Each line of the data that includes the string "name" is to be copied out.

INFORMATION PROVIDED —
----------------

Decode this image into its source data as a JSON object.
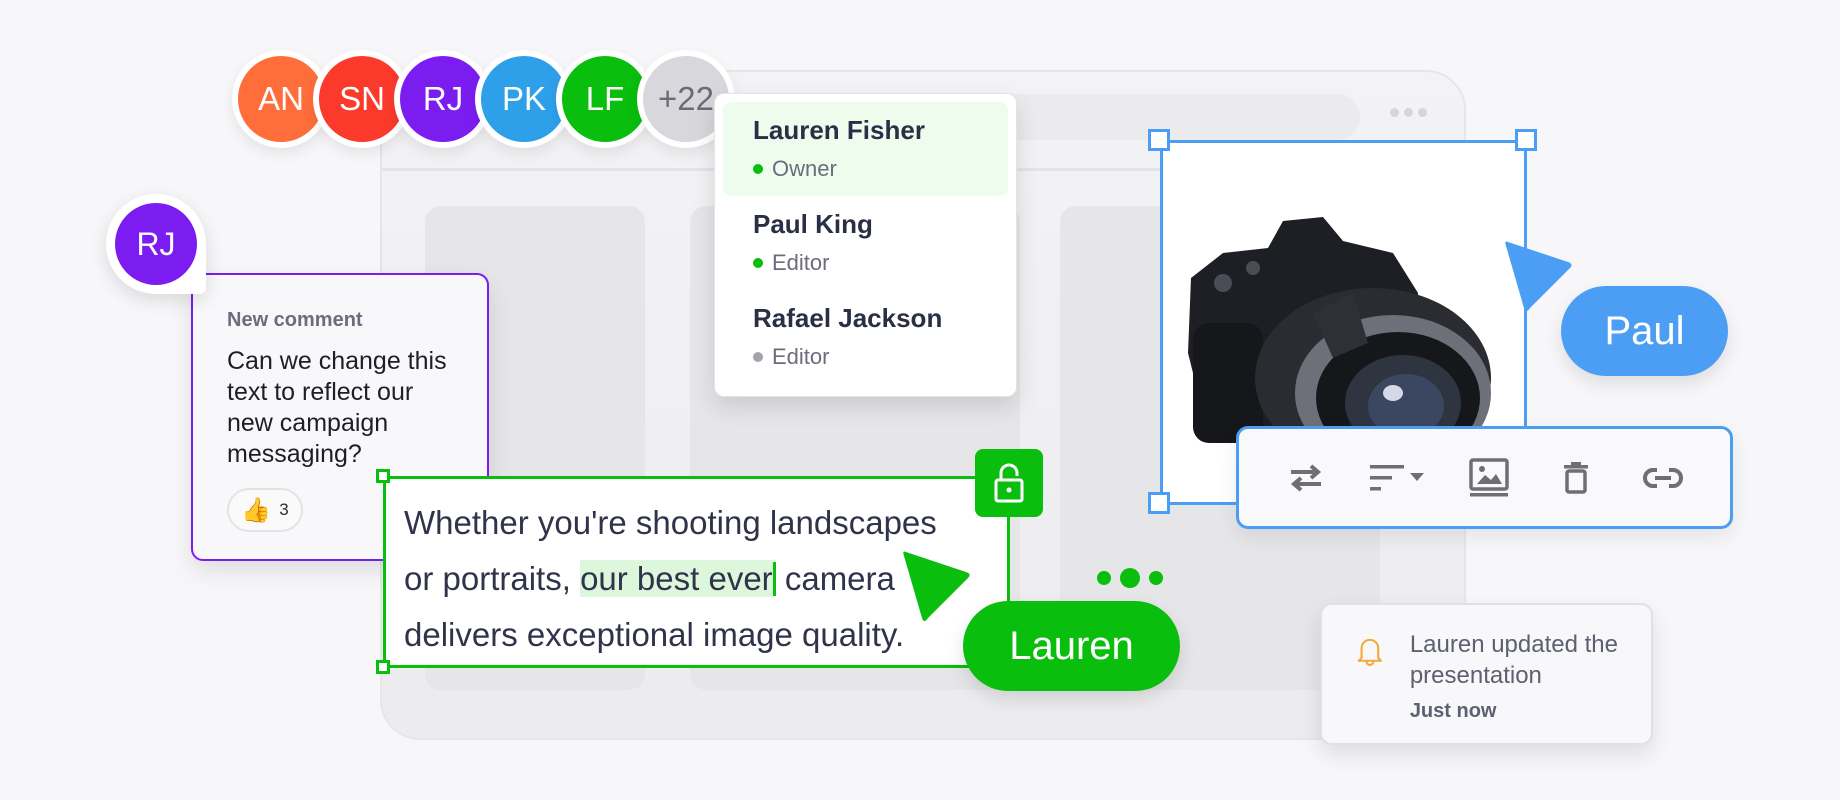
{
  "avatars": [
    {
      "initials": "AN",
      "color": "#ff6e3a"
    },
    {
      "initials": "SN",
      "color": "#fb3a2c"
    },
    {
      "initials": "RJ",
      "color": "#7b1df0"
    },
    {
      "initials": "PK",
      "color": "#2ea0ea"
    },
    {
      "initials": "LF",
      "color": "#09be0c"
    }
  ],
  "avatar_overflow": "+22",
  "members": [
    {
      "name": "Lauren Fisher",
      "role": "Owner",
      "status_color": "#09be0c",
      "active": true
    },
    {
      "name": "Paul King",
      "role": "Editor",
      "status_color": "#09be0c",
      "active": false
    },
    {
      "name": "Rafael Jackson",
      "role": "Editor",
      "status_color": "#a3a3ab",
      "active": false
    }
  ],
  "comment": {
    "author_initials": "RJ",
    "title": "New comment",
    "body": "Can we change this text to reflect our new campaign messaging?",
    "reaction_icon": "thumbs-up-icon",
    "reaction_count": "3"
  },
  "textbox": {
    "line1": "Whether you're shooting landscapes",
    "line2_before": "or portraits, ",
    "line2_highlight": "our best ever",
    "line2_after": " camera",
    "line3": "delivers exceptional image quality."
  },
  "cursors": {
    "lauren": {
      "label": "Lauren",
      "color": "#09be0c"
    },
    "paul": {
      "label": "Paul",
      "color": "#4b9ef4"
    }
  },
  "image_toolbar": {
    "buttons": [
      {
        "name": "swap-icon",
        "label": "Replace image"
      },
      {
        "name": "align-icon",
        "label": "Alignment"
      },
      {
        "name": "image-icon",
        "label": "Image settings"
      },
      {
        "name": "trash-icon",
        "label": "Delete"
      },
      {
        "name": "link-icon",
        "label": "Link"
      }
    ]
  },
  "notification": {
    "icon": "bell-icon",
    "message": "Lauren updated the presentation",
    "time": "Just now"
  },
  "colors": {
    "green": "#09be0c",
    "blue": "#4b9ef4",
    "purple": "#7b1df0",
    "bell": "#f2a93b"
  }
}
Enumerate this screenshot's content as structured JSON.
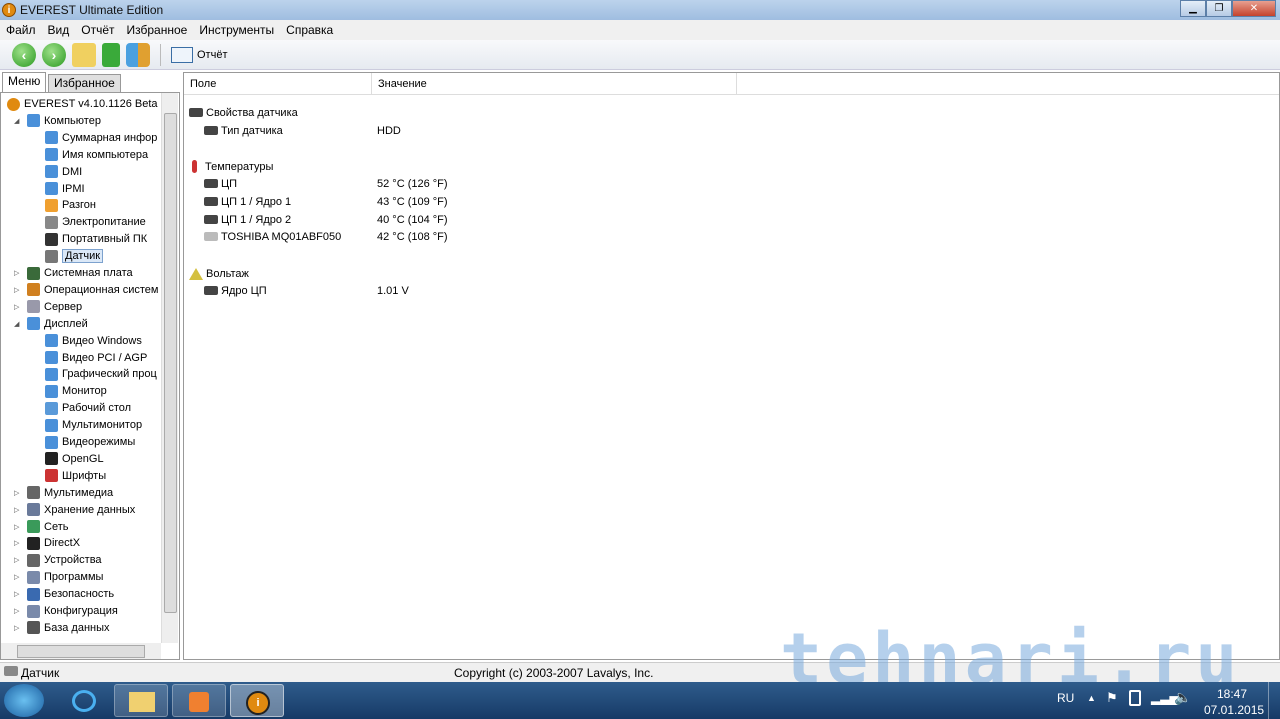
{
  "window": {
    "title": "EVEREST Ultimate Edition"
  },
  "menu": [
    "Файл",
    "Вид",
    "Отчёт",
    "Избранное",
    "Инструменты",
    "Справка"
  ],
  "toolbar": {
    "report_label": "Отчёт"
  },
  "tabs": {
    "menu": "Меню",
    "favorites": "Избранное"
  },
  "tree": [
    {
      "label": "EVEREST v4.10.1126 Beta",
      "level": 0,
      "color": "#e08a10"
    },
    {
      "label": "Компьютер",
      "level": 1,
      "exp": "◢",
      "color": "#4a90d9"
    },
    {
      "label": "Суммарная инфор",
      "level": 2,
      "color": "#4a90d9"
    },
    {
      "label": "Имя компьютера",
      "level": 2,
      "color": "#4a90d9"
    },
    {
      "label": "DMI",
      "level": 2,
      "color": "#4a90d9"
    },
    {
      "label": "IPMI",
      "level": 2,
      "color": "#4a90d9"
    },
    {
      "label": "Разгон",
      "level": 2,
      "color": "#f0a030"
    },
    {
      "label": "Электропитание",
      "level": 2,
      "color": "#888"
    },
    {
      "label": "Портативный ПК",
      "level": 2,
      "color": "#333"
    },
    {
      "label": "Датчик",
      "level": 2,
      "color": "#777",
      "selected": true
    },
    {
      "label": "Системная плата",
      "level": 1,
      "exp": "▷",
      "color": "#3a6a3a"
    },
    {
      "label": "Операционная систем",
      "level": 1,
      "exp": "▷",
      "color": "#d08020"
    },
    {
      "label": "Сервер",
      "level": 1,
      "exp": "▷",
      "color": "#99a"
    },
    {
      "label": "Дисплей",
      "level": 1,
      "exp": "◢",
      "color": "#4a90d9"
    },
    {
      "label": "Видео Windows",
      "level": 2,
      "color": "#4a90d9"
    },
    {
      "label": "Видео PCI / AGP",
      "level": 2,
      "color": "#4a90d9"
    },
    {
      "label": "Графический проц",
      "level": 2,
      "color": "#4a90d9"
    },
    {
      "label": "Монитор",
      "level": 2,
      "color": "#4a90d9"
    },
    {
      "label": "Рабочий стол",
      "level": 2,
      "color": "#5a9ad9"
    },
    {
      "label": "Мультимонитор",
      "level": 2,
      "color": "#4a90d9"
    },
    {
      "label": "Видеорежимы",
      "level": 2,
      "color": "#4a90d9"
    },
    {
      "label": "OpenGL",
      "level": 2,
      "color": "#222"
    },
    {
      "label": "Шрифты",
      "level": 2,
      "color": "#c33"
    },
    {
      "label": "Мультимедиа",
      "level": 1,
      "exp": "▷",
      "color": "#666"
    },
    {
      "label": "Хранение данных",
      "level": 1,
      "exp": "▷",
      "color": "#6a7a9a"
    },
    {
      "label": "Сеть",
      "level": 1,
      "exp": "▷",
      "color": "#3a9a5a"
    },
    {
      "label": "DirectX",
      "level": 1,
      "exp": "▷",
      "color": "#222"
    },
    {
      "label": "Устройства",
      "level": 1,
      "exp": "▷",
      "color": "#666"
    },
    {
      "label": "Программы",
      "level": 1,
      "exp": "▷",
      "color": "#7a8aaa"
    },
    {
      "label": "Безопасность",
      "level": 1,
      "exp": "▷",
      "color": "#3a6ab0"
    },
    {
      "label": "Конфигурация",
      "level": 1,
      "exp": "▷",
      "color": "#7a8aaa"
    },
    {
      "label": "База данных",
      "level": 1,
      "exp": "▷",
      "color": "#555"
    }
  ],
  "columns": {
    "field": "Поле",
    "value": "Значение"
  },
  "rows": [
    {
      "type": "group",
      "field": "Свойства датчика",
      "icon": "chip"
    },
    {
      "type": "item",
      "field": "Тип датчика",
      "value": "HDD",
      "icon": "chip"
    },
    {
      "type": "group",
      "field": "Температуры",
      "icon": "thermometer"
    },
    {
      "type": "item",
      "field": "ЦП",
      "value": "52 °C  (126 °F)",
      "icon": "cpu"
    },
    {
      "type": "item",
      "field": "ЦП 1 / Ядро 1",
      "value": "43 °C  (109 °F)",
      "icon": "cpu"
    },
    {
      "type": "item",
      "field": "ЦП 1 / Ядро 2",
      "value": "40 °C  (104 °F)",
      "icon": "cpu"
    },
    {
      "type": "item",
      "field": "TOSHIBA MQ01ABF050",
      "value": "42 °C  (108 °F)",
      "icon": "hdd"
    },
    {
      "type": "group",
      "field": "Вольтаж",
      "icon": "warning"
    },
    {
      "type": "item",
      "field": "Ядро ЦП",
      "value": "1.01 V",
      "icon": "cpu"
    }
  ],
  "status": {
    "left": "Датчик",
    "center": "Copyright (c) 2003-2007 Lavalys, Inc."
  },
  "tray": {
    "lang": "RU",
    "time": "18:47",
    "date": "07.01.2015"
  },
  "watermark": "tehnari.ru"
}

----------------

REPLY —
      "name": "Lauren Fisher",
      "name": "Paul King",
      "name": "Rafael Jackson",
        "name": "swap-icon",
        "name": "align-icon",
        "name": "image-icon",
        "name": "trash-icon",
        "name": "link-icon",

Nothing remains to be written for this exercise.